Rooster Takes Flight
— Vancouver Canucks (@Canucks) February 17, 2019
Big Zack’s Big Attack
— Dan Riccio (@DanRiccio650) February 17, 2019
Boeser Hits 100
— Sportsnet 650 (@Sportsnet650) February 17, 2019
Hard Work from the Horvat Line
You wanna see some unreal teamwork? pic.twitter.com/KBn1Tg9BJC
— NHL (@NHL) February 22, 2019
Gaudette’s Laser Beam
— Vancouver Canucks (@Canucks) February 22, 2019
Saturday, February 23rd
The Canucks play host to the New York Islanders on Saturday night at 7:00 pm PST. The Islanders currently have the 5th best record in the NHL and are 6-3-1 in their last 10 games. One of the biggest surprise teams of the year, Mathew Barzal leads the team with 50 points in 60 games and head coach Barry Trotz is undeniably the front runner so far this season for coach of the year. Vancouver will be looking to bounce back from a disappointing loss to the Arizona Coyotes. This will also be the last game the Canucks play before the trade deadline.
Monday, February 25th
NHL Trade Deadline Day. As always, the deadline officially occurs at 12:00 pm PST. Last minute deals tend to break for roughly 30 minutes longer, but all trades must be fully submitted to the NHL by the deadline. The Vancouver Canucks only have two players who are facing unrestricted free agency and are as of yet unsigned for next year: Alexander Edler and Marek Mazanec.
Something tells me fans will only be following what happens to one of those two players.
Following the deadline, the Canucks will play the Anaheim Ducks at 7:00 pm PST. This will be their last game at home before taking a bit of a break from Rogers Arena. The Ducks are currently 3-7-0 in their last 10 games, but 3-1 in their last 4. That includes a 1-0 win against your Vancouver Canucks that I’m sure the players will want to exact a little revenge for.
Wednesday, February 27th
The Canucks will be in Denver to play the Avalanche at 6:30 pm PST. Colorado is sitting one point shy of the last wild-card spot in the west; a spot currently held by Minnesota. The Avalanche are 3-4-3 in their last 10 games but are slowly showing signs of making a season-ending push for the playoffs. They’re currently the only team of the bottom nine teams in the west with a positive goal differential (+3), and they have one game in hand on the Wild.

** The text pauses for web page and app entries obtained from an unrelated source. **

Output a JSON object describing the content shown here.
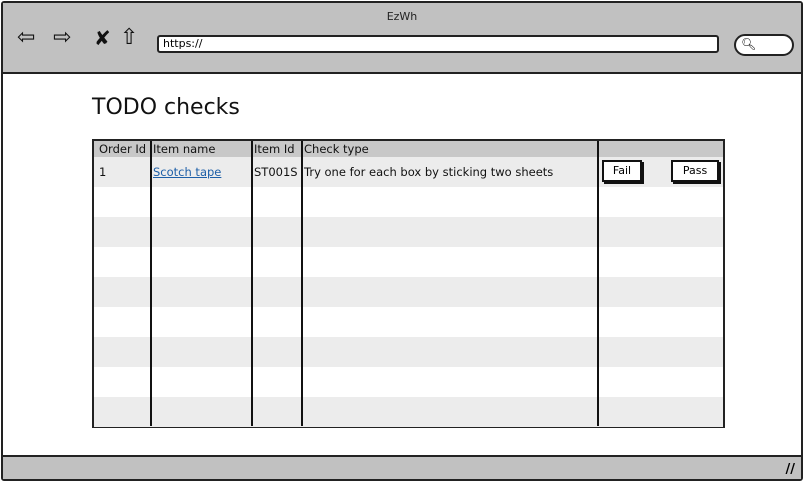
{
  "window": {
    "title": "EzWh",
    "url": "https://"
  },
  "icons": {
    "back": "arrow-left-icon",
    "forward": "arrow-right-icon",
    "stop": "close-icon",
    "home": "home-icon",
    "search": "search-icon",
    "resize": "resize-grip-icon"
  },
  "page": {
    "title": "TODO checks"
  },
  "table": {
    "columns": [
      "Order Id",
      "Item name",
      "Item Id",
      "Check type",
      ""
    ],
    "rows": [
      {
        "order_id": "1",
        "item_name": "Scotch tape",
        "item_id": "ST001S",
        "check_type": "Try one for each box by sticking two sheets",
        "fail_label": "Fail",
        "pass_label": "Pass"
      }
    ]
  },
  "colors": {
    "chrome": "#c1c1c1",
    "link": "#1d5fa8",
    "row_alt": "#ececec",
    "header": "#c8c8c8"
  }
}
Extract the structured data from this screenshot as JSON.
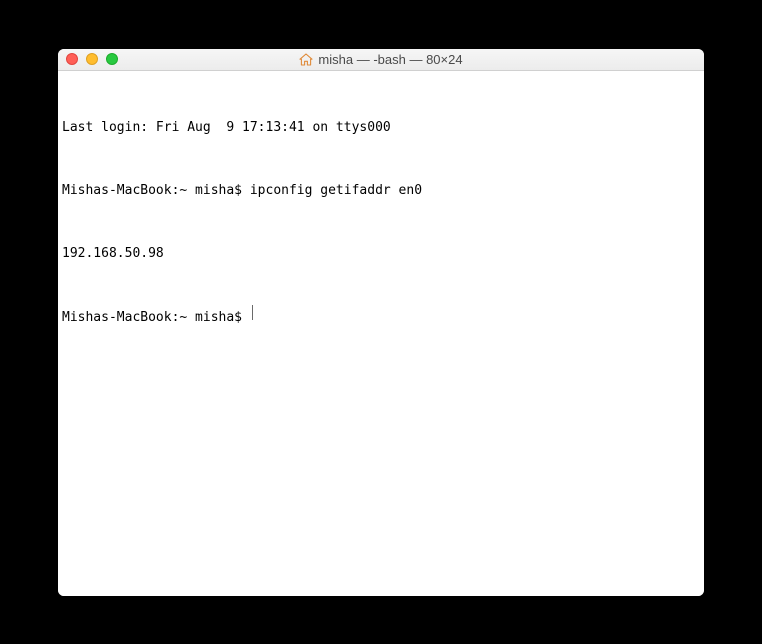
{
  "window": {
    "title": "misha — -bash — 80×24"
  },
  "terminal": {
    "last_login": "Last login: Fri Aug  9 17:13:41 on ttys000",
    "prompt1": "Mishas-MacBook:~ misha$ ",
    "command1": "ipconfig getifaddr en0",
    "output1": "192.168.50.98",
    "prompt2": "Mishas-MacBook:~ misha$ "
  }
}
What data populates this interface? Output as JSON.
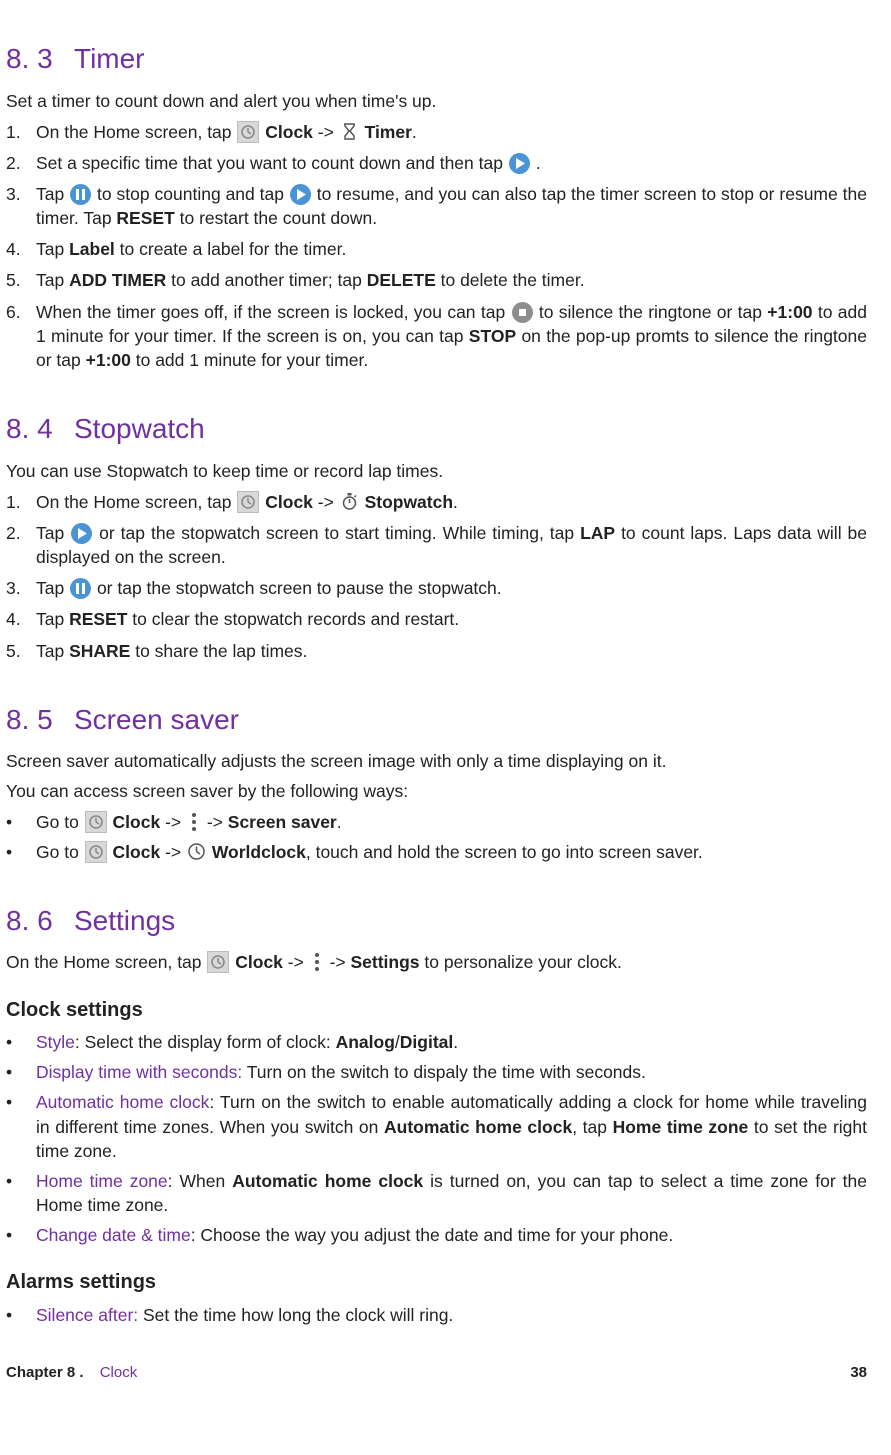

The Avs will grab the final wild-card spot. You heard it here first.
— Jason Brough (@JasonBroughTSN) February 21, 2019
Thursday, February 28th
Finally, Vancouver will pay a visit to Coyotes in Arizona on Thursday at 6:00 pm PST to wrap up the week. After yesterday, I’m sure nothing will excite fans more than the idea of a rematch. The Coyotes currently sit at 5-5-0 in their last 10 games.